-- Opening Marker --
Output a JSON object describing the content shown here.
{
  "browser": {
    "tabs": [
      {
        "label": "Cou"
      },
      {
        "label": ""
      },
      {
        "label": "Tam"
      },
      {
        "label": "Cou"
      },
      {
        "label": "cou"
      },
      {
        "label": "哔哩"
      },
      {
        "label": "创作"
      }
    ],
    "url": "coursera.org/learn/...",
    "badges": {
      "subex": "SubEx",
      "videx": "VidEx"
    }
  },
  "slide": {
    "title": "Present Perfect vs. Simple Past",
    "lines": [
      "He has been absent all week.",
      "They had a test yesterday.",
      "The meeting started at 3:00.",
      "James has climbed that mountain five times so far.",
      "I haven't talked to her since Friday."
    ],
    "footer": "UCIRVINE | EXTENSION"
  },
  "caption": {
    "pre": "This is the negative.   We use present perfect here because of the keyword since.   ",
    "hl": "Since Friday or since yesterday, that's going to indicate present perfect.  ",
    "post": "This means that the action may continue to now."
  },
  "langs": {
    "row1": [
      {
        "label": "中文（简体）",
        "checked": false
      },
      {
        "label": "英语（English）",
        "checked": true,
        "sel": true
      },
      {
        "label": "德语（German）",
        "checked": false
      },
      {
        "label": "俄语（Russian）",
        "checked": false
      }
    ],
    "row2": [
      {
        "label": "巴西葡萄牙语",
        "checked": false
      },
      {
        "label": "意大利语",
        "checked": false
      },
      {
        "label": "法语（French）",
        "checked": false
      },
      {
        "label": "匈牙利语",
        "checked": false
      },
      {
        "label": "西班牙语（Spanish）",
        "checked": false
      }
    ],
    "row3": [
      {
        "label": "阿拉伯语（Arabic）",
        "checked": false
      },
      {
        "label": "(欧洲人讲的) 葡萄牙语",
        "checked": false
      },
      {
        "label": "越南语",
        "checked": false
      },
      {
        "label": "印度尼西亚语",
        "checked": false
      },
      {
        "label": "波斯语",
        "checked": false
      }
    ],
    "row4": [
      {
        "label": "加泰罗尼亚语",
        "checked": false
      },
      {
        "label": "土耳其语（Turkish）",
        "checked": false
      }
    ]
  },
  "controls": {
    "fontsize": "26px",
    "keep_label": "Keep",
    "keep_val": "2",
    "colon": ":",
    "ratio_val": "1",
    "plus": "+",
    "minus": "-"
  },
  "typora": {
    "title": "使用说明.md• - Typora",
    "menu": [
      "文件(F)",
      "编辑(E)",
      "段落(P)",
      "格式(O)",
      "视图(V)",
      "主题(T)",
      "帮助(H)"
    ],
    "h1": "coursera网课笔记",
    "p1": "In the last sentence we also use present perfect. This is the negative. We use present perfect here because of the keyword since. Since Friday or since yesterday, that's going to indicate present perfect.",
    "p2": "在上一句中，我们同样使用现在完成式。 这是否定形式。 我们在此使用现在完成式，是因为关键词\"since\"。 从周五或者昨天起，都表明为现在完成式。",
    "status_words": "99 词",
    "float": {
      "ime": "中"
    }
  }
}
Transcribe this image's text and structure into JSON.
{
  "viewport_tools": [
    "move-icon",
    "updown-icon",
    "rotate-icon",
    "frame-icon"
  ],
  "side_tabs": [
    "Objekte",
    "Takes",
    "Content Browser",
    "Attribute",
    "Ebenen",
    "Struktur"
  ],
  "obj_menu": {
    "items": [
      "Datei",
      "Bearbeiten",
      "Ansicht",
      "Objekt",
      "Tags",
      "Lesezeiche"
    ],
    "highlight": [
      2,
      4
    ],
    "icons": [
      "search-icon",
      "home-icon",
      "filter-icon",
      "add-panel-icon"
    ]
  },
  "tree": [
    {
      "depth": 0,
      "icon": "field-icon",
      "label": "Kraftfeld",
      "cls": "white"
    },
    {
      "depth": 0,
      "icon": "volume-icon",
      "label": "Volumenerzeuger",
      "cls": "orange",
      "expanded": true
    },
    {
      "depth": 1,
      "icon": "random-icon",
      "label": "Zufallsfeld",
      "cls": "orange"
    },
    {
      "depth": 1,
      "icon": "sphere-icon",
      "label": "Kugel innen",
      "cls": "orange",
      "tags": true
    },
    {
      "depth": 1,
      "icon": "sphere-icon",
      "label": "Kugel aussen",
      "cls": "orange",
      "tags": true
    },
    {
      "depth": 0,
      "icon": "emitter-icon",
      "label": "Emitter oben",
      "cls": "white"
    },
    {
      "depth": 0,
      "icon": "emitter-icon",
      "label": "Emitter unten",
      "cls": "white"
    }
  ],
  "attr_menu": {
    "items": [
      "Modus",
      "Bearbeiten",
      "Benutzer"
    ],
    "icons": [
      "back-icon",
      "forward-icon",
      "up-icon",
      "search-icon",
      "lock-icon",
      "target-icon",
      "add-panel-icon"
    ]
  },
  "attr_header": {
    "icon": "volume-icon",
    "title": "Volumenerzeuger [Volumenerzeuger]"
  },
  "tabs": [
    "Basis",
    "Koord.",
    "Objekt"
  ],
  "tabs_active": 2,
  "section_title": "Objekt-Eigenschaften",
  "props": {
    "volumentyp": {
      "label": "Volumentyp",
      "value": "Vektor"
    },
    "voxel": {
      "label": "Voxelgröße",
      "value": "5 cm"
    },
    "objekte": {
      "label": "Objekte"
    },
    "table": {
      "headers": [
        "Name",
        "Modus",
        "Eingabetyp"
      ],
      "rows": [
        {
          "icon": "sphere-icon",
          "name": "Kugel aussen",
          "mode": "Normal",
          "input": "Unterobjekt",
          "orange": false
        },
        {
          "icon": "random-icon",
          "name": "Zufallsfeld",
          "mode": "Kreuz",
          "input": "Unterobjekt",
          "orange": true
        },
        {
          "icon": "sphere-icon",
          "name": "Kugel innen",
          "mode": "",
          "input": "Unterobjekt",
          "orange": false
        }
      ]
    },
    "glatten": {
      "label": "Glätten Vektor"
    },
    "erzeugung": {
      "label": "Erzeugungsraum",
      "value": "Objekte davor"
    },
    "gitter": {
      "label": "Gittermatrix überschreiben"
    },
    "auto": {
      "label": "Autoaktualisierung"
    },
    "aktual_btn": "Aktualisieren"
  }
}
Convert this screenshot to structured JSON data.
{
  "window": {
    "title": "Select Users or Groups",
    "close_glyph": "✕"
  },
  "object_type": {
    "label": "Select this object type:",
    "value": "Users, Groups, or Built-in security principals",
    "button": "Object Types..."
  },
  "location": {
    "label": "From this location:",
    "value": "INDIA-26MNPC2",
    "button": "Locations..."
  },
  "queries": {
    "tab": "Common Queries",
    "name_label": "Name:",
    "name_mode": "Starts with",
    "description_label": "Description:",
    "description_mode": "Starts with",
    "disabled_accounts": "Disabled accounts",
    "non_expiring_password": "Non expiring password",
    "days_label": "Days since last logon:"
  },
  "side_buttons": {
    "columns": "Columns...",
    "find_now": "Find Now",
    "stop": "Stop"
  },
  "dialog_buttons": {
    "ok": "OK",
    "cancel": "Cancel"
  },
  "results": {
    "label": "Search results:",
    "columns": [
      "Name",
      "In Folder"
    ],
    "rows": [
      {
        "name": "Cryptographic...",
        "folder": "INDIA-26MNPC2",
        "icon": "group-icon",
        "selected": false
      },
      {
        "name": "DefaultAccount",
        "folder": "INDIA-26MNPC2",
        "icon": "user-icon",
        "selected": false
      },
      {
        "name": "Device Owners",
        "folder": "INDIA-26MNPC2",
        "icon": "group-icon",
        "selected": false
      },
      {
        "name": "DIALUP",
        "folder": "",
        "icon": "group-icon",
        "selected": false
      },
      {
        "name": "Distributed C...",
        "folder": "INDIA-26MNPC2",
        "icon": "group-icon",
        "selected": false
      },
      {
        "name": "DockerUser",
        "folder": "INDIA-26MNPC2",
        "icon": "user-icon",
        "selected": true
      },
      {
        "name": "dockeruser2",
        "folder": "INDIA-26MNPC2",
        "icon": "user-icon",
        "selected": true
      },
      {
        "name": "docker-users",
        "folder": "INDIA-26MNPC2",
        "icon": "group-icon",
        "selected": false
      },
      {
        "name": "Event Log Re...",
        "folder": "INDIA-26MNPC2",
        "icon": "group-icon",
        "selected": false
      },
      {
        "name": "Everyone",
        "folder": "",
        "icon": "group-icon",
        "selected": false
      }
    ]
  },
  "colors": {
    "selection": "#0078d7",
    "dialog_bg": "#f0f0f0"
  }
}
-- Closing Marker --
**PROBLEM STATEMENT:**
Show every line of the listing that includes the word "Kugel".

**RESULT:**
      "label": "Kugel innen",
      "label": "Kugel aussen",
          "name": "Kugel aussen",
          "name": "Kugel innen",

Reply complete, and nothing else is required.